Outside of our growth, 2020 saw us enable end-to-end encryption by default - which is a huge feat given we're operating across a decentralised environment. We also launched a brand new Android app and released hundreds of other features and improvements across Mobile and Desktop.  

For organisations that want Element (or indeed any Matrix-based system) as a hosted service, we've made huge strides in developing Element Matrix Services. Organisations are now able to simply spin up a dedicated Matrix-hosting environment for super-fast deployment and hassle-free best practice management.

We also completed our first acquisition, purchasing Gitter from GitLab, which is the only chat platform focused exclusively on developers. Gitter has been fully integrated within two months of the acquisition, and now natively speaks Matrix, connecting all its users and rooms into Matrix and vice versa.

How have collaboration tools or the way that we use them changed this year?

This year collaboration tools and the way we use them have changed significantly. The emergence of modern workplace technology has enabled people to work together while being apart. The working world has adapted to these unprecedented circumstances, and organisations were quick to get their workforces online to keep their businesses running efficiently and productively. 

Now organisations use a variety of video conferencing systems, collaboration tools and messaging apps every day. However, most free messaging and collaboration apps do not stand up to business-level scrutiny. Organisations are faced with an unmanaged mix of traditional, out-of-date collaboration tools and consumer-grade messaging apps. Not only does this leave organisations data strewn across multiple platforms, but they also have little control over how the data is secured, managed and accessed. Better data privacy and security is something that the pandemic and remote working have highlighted as crucial for working in the digital era. 

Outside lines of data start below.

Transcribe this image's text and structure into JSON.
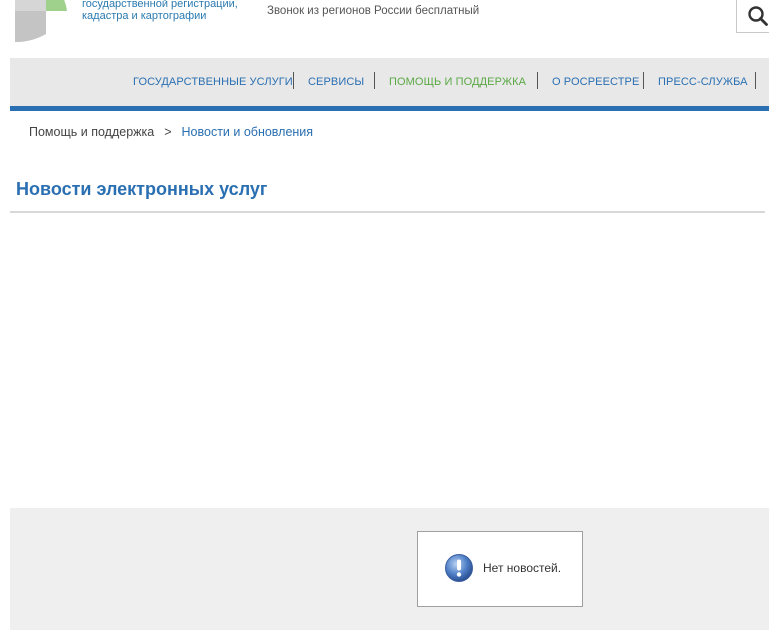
{
  "header": {
    "org_name_line1": "государственной регистрации,",
    "org_name_line2": "кадастра и картографии",
    "free_call_text": "Звонок из регионов России бесплатный",
    "brand_green": "#5aa844",
    "brand_blue": "#2a6fb2",
    "search_icon": "search-icon"
  },
  "nav": {
    "items": [
      {
        "label": "ГОСУДАРСТВЕННЫЕ УСЛУГИ",
        "active": false
      },
      {
        "label": "СЕРВИСЫ",
        "active": false
      },
      {
        "label": "ПОМОЩЬ И ПОДДЕРЖКА",
        "active": true
      },
      {
        "label": "О РОСРЕЕСТРЕ",
        "active": false
      },
      {
        "label": "ПРЕСС-СЛУЖБА",
        "active": false
      }
    ]
  },
  "breadcrumb": {
    "parent": "Помощь и поддержка",
    "separator": ">",
    "current": "Новости и обновления"
  },
  "page": {
    "title": "Новости электронных услуг"
  },
  "notice": {
    "icon": "info-exclamation-icon",
    "text": "Нет новостей."
  }
}
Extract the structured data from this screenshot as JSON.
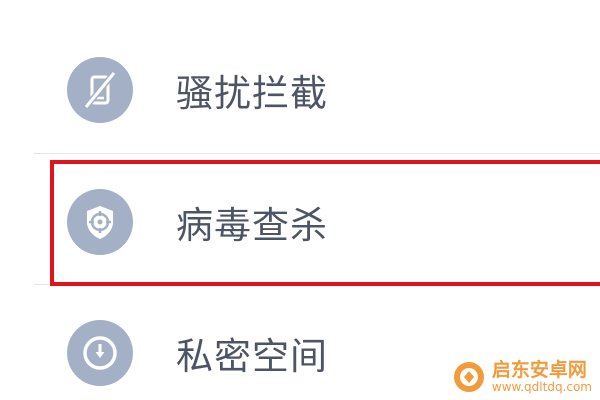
{
  "menu": {
    "items": [
      {
        "label": "骚扰拦截",
        "icon": "blocked-phone-icon"
      },
      {
        "label": "病毒查杀",
        "icon": "shield-target-icon"
      },
      {
        "label": "私密空间",
        "icon": "private-clock-icon"
      }
    ]
  },
  "highlight": {
    "color": "#e0141a"
  },
  "watermark": {
    "name": "启东安卓网",
    "url": "www.qdltdq.com"
  },
  "colors": {
    "icon_bg": "#a3b0c6",
    "label": "#4d5565",
    "watermark": "#f08a1c"
  }
}
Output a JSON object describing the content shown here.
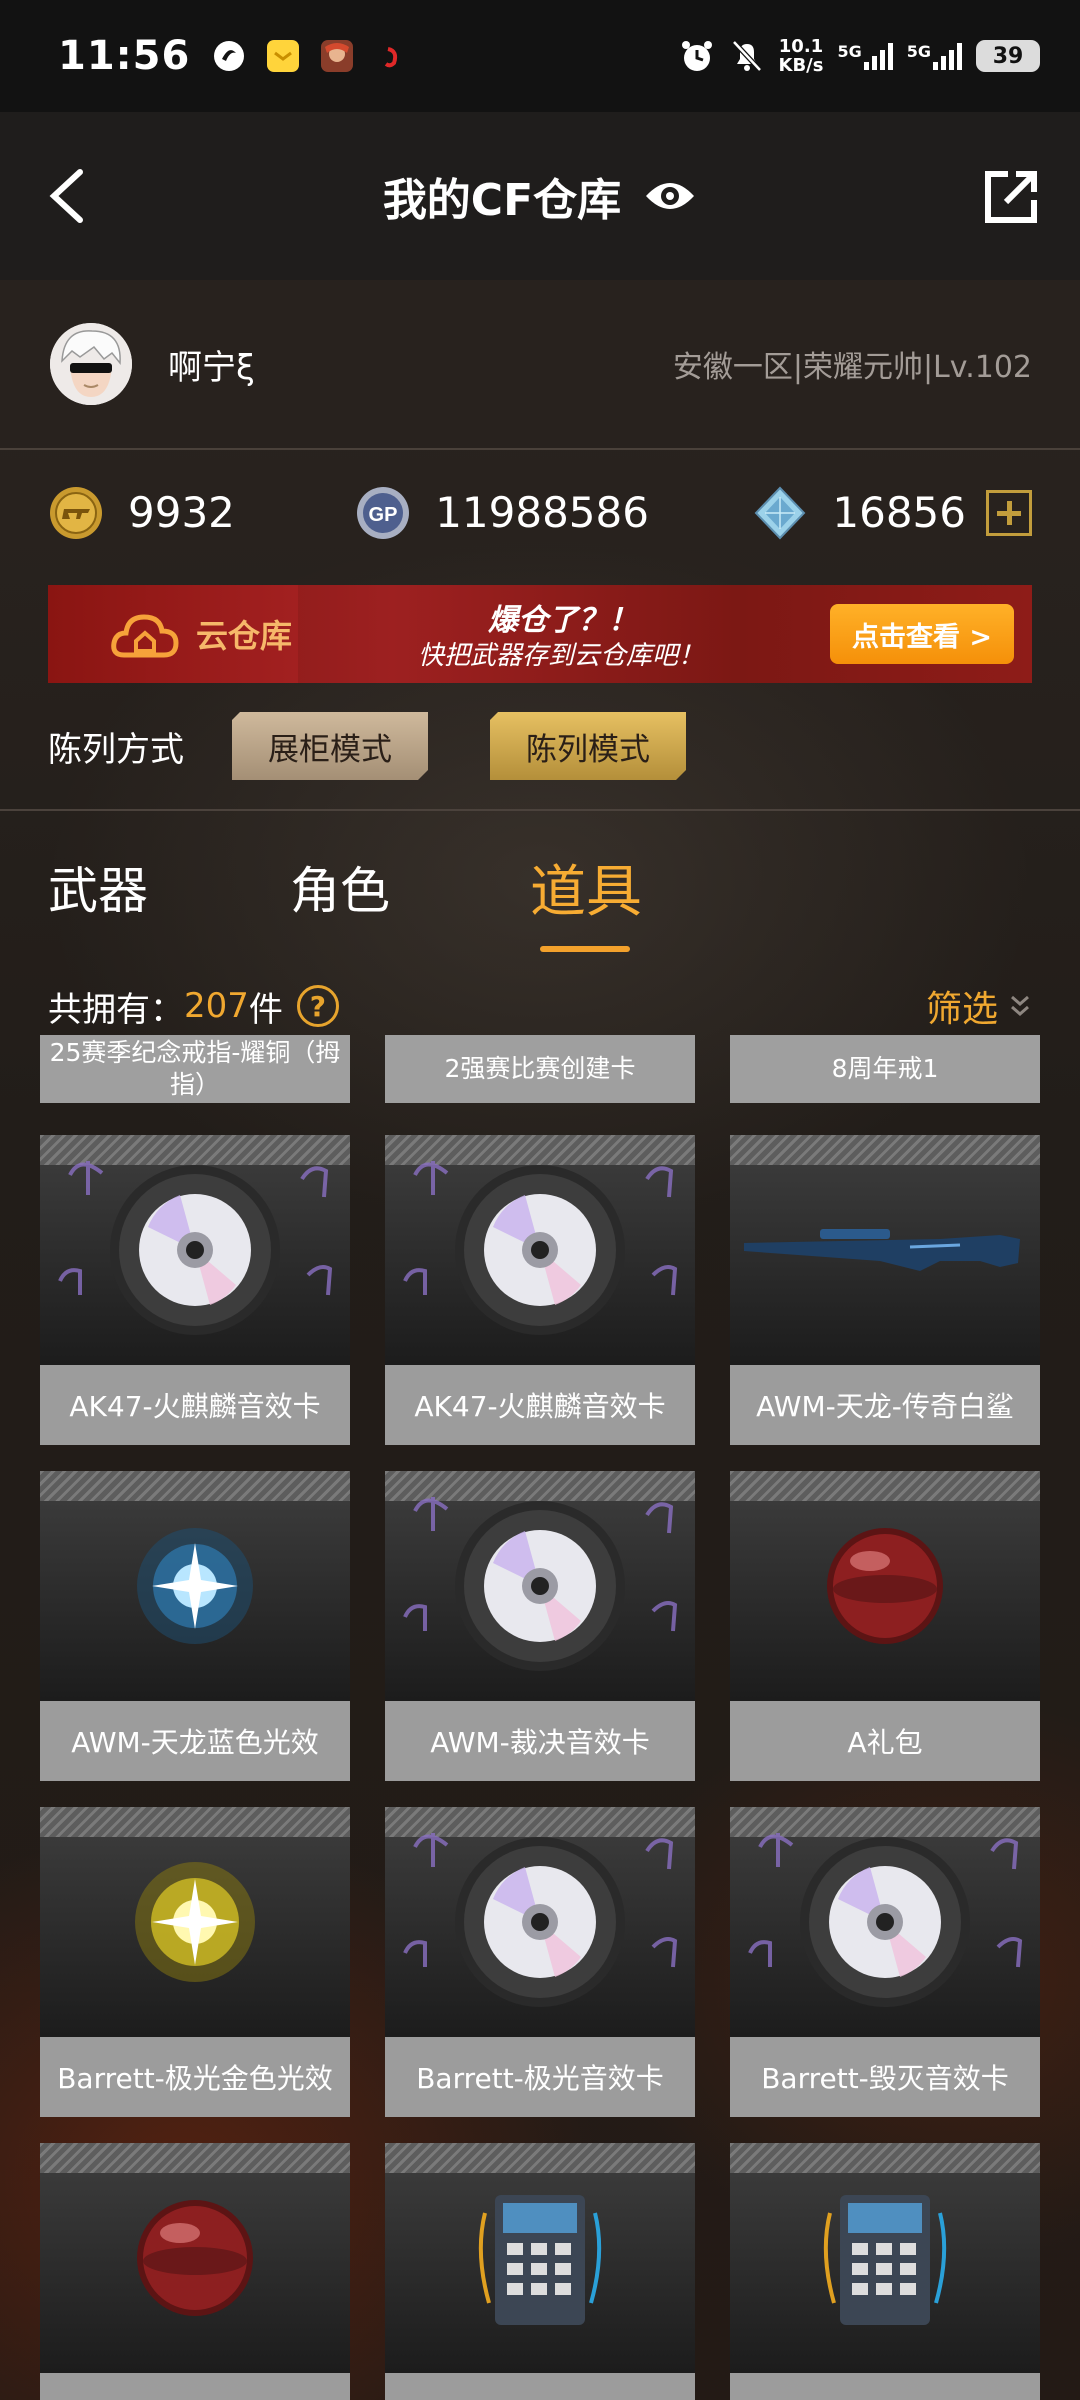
{
  "status_bar": {
    "time": "11:56",
    "net_speed_value": "10.1",
    "net_speed_unit": "KB/s",
    "signal1": "5G",
    "signal2": "5G",
    "battery": "39"
  },
  "header": {
    "title": "我的CF仓库"
  },
  "profile": {
    "nickname": "啊宁ξ",
    "server_info": "安徽一区|荣耀元帅|Lv.102"
  },
  "currency": {
    "cf_points": "9932",
    "gp": "11988586",
    "diamonds": "16856"
  },
  "banner": {
    "label": "云仓库",
    "headline": "爆仓了？！",
    "subline": "快把武器存到云仓库吧！",
    "button": "点击查看 >"
  },
  "arrange": {
    "label": "陈列方式",
    "modes": [
      "展柜模式",
      "陈列模式"
    ],
    "active_mode": "陈列模式"
  },
  "tabs": {
    "items": [
      "武器",
      "角色",
      "道具"
    ],
    "active": "道具"
  },
  "count": {
    "label": "共拥有：",
    "value": "207",
    "unit": "件",
    "filter_label": "筛选"
  },
  "grid": {
    "partial_row": [
      "25赛季纪念戒指-耀铜（拇指）",
      "2强赛比赛创建卡",
      "8周年戒1"
    ],
    "cards": [
      {
        "label": "AK47-火麒麟音效卡",
        "icon": "music-disc-icon"
      },
      {
        "label": "AK47-火麒麟音效卡",
        "icon": "music-disc-icon"
      },
      {
        "label": "AWM-天龙-传奇白鲨",
        "icon": "sniper-rifle-icon"
      },
      {
        "label": "AWM-天龙蓝色光效",
        "icon": "blue-glow-icon"
      },
      {
        "label": "AWM-裁决音效卡",
        "icon": "music-disc-icon"
      },
      {
        "label": "A礼包",
        "icon": "red-orb-icon"
      },
      {
        "label": "Barrett-极光金色光效",
        "icon": "gold-glow-icon"
      },
      {
        "label": "Barrett-极光音效卡",
        "icon": "music-disc-icon"
      },
      {
        "label": "Barrett-毁灭音效卡",
        "icon": "music-disc-icon"
      },
      {
        "label": "",
        "icon": "red-orb-icon"
      },
      {
        "label": "",
        "icon": "device-icon"
      },
      {
        "label": "",
        "icon": "device-icon"
      }
    ]
  },
  "colors": {
    "accent": "#f7ac33",
    "card_bg": "#9c9c9c",
    "banner_red": "#9d2020"
  }
}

What do you think will be in store for collaboration tools in 2021, and where will they fit in post-pandemic?

The two most powerful trends for enterprise messaging and collaboration in 2021 will be interoperability and data sovereignty. 

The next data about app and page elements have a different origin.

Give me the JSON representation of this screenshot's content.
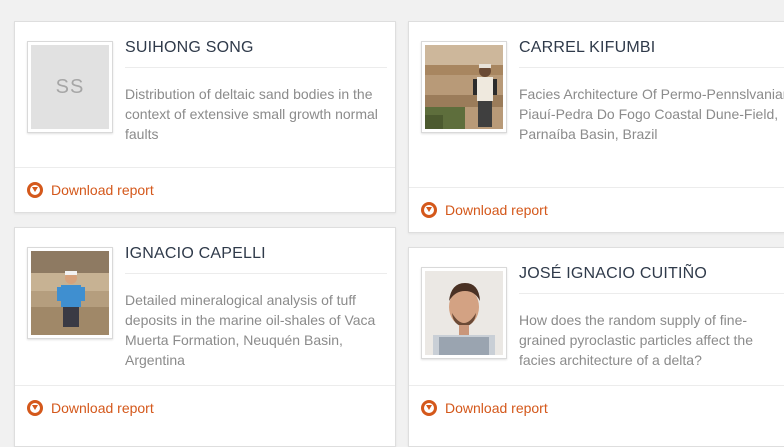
{
  "cards": [
    {
      "name": "SUIHONG SONG",
      "initials": "SS",
      "description": "Distribution of deltaic sand bodies in the context of extensive small growth normal faults",
      "download_label": "Download report"
    },
    {
      "name": "CARREL KIFUMBI",
      "description": "Facies Architecture Of Permo-Pennslvanian Piauí-Pedra Do Fogo Coastal Dune-Field, Parnaíba Basin, Brazil",
      "download_label": "Download report"
    },
    {
      "name": "IGNACIO CAPELLI",
      "description": "Detailed mineralogical analysis of tuff deposits in the marine oil-shales of Vaca Muerta Formation, Neuquén Basin, Argentina",
      "download_label": "Download report"
    },
    {
      "name": "JOSÉ IGNACIO CUITIÑO",
      "description": "How does the random supply of fine-grained pyroclastic particles affect the facies architecture of a delta?",
      "download_label": "Download report"
    }
  ],
  "colors": {
    "accent": "#d4581b",
    "name_text": "#2f3a4a",
    "description_text": "#8b8b8b"
  },
  "icons": {
    "download": "download-circle-icon"
  }
}
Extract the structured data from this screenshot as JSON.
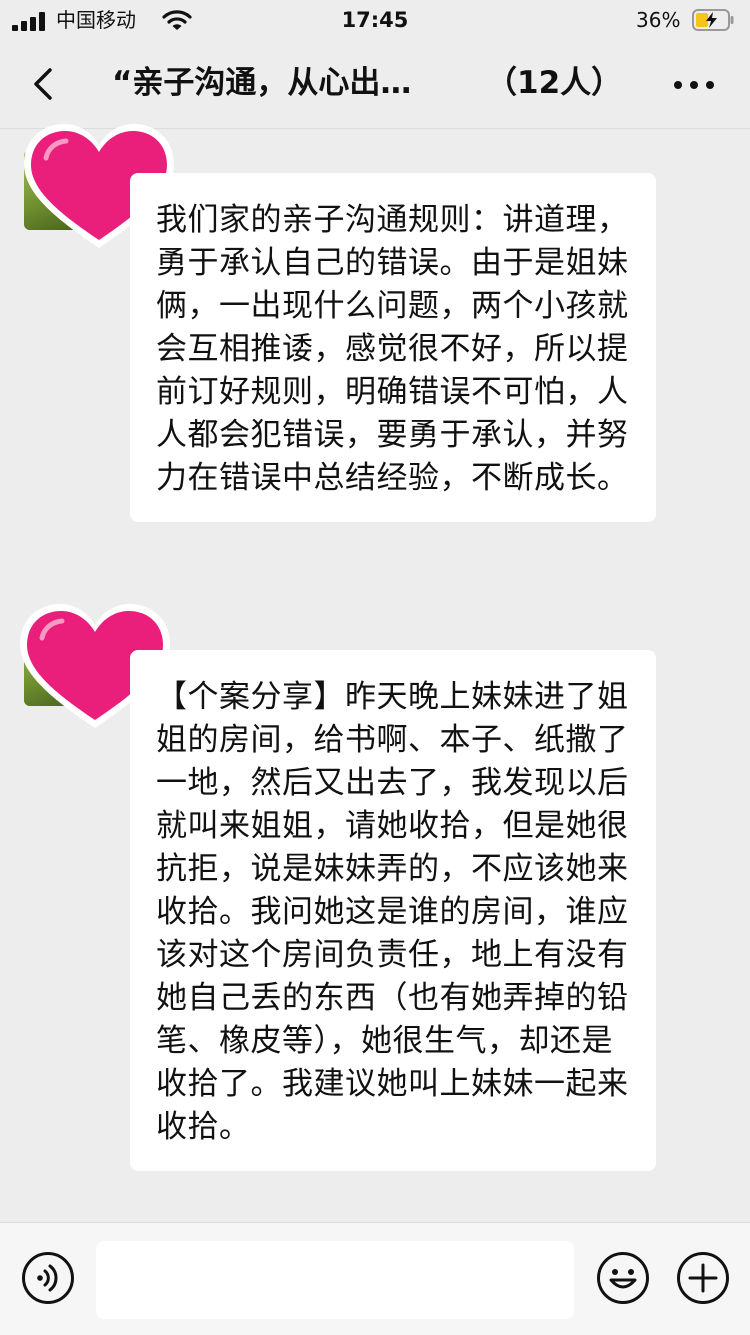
{
  "status_bar": {
    "carrier": "中国移动",
    "time": "17:45",
    "battery_percent": "36%"
  },
  "nav": {
    "title": "“亲子沟通，从心出…",
    "member_count": "（12人）"
  },
  "messages": [
    {
      "text": "我们家的亲子沟通规则：讲道理，勇于承认自己的错误。由于是姐妹俩，一出现什么问题，两个小孩就会互相推诿，感觉很不好，所以提前订好规则，明确错误不可怕，人人都会犯错误，要勇于承认，并努力在错误中总结经验，不断成长。"
    },
    {
      "text": "【个案分享】昨天晚上妹妹进了姐姐的房间，给书啊、本子、纸撒了一地，然后又出去了，我发现以后就叫来姐姐，请她收拾，但是她很抗拒，说是妹妹弄的，不应该她来收拾。我问她这是谁的房间，谁应该对这个房间负责任，地上有没有她自己丢的东西（也有她弄掉的铅笔、橡皮等），她很生气，却还是收拾了。我建议她叫上妹妹一起来收拾。"
    }
  ],
  "input": {
    "placeholder": ""
  },
  "colors": {
    "background": "#ededed",
    "bubble": "#ffffff",
    "heart": "#ea1f7b",
    "battery_fill": "#f5c518"
  },
  "icons": [
    "signal-icon",
    "wifi-icon",
    "battery-charging-icon",
    "back-chevron-icon",
    "more-dots-icon",
    "heart-sticker-icon",
    "voice-icon",
    "emoji-icon",
    "plus-icon"
  ]
}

Given the huge range of messaging apps and collaboration tools, organisations will favour those that are interoperable. Walled gardens won't be sustainable. Indeed we see a number of customers using Element Matrix Services as the ‘glue' that unites their Slack-centric employees with those using other proprietary apps or alternative systems such as IRC. It's also a way to bring messaging apps in from the realms of shadow IT. That's why so many of our Element Matrix Services customers take advantage of bridges to integrate the likes of Slack and Telegram.

It's also worth noting that within the EU, the new Digital Markets Act will mandate interoperability between messaging apps - preventing ‘gatekeepers' from locking in their users. An open network, Matrix was developed to provide interoperability between communication systems so we're really pleased to see not just consumer and business demand for interoperability, but now regulation too.

We'll also see more organisations choose services which give them control over their data. Governments and NGOs are uncomfortable with centralised systems sucking up their data and storing in their own proprietary systems. Governments want their data, on their servers, in their country.

Do you think remote working is here to stay even after the pandemic ends?

The pandemic has fast-forwarded the adoption of remote and hybrid working by five, maybe even 10, years. It's here to stay, and will continue to evolve. There will be widespread use of messaging and collaboration, both within individual organisations and across entire supply chains.

Real time communication enables far more flexible working styles. It helps organisations be more productive and more ecologically-minded. It reduces the need for office space, business travel, and can aid the war for talent by offering employees a better work-life balance.

Real time communication is faster and richer than email and more secure. Operating over an open network, with interoperability based on open standards, it's just as universal and as simple to use.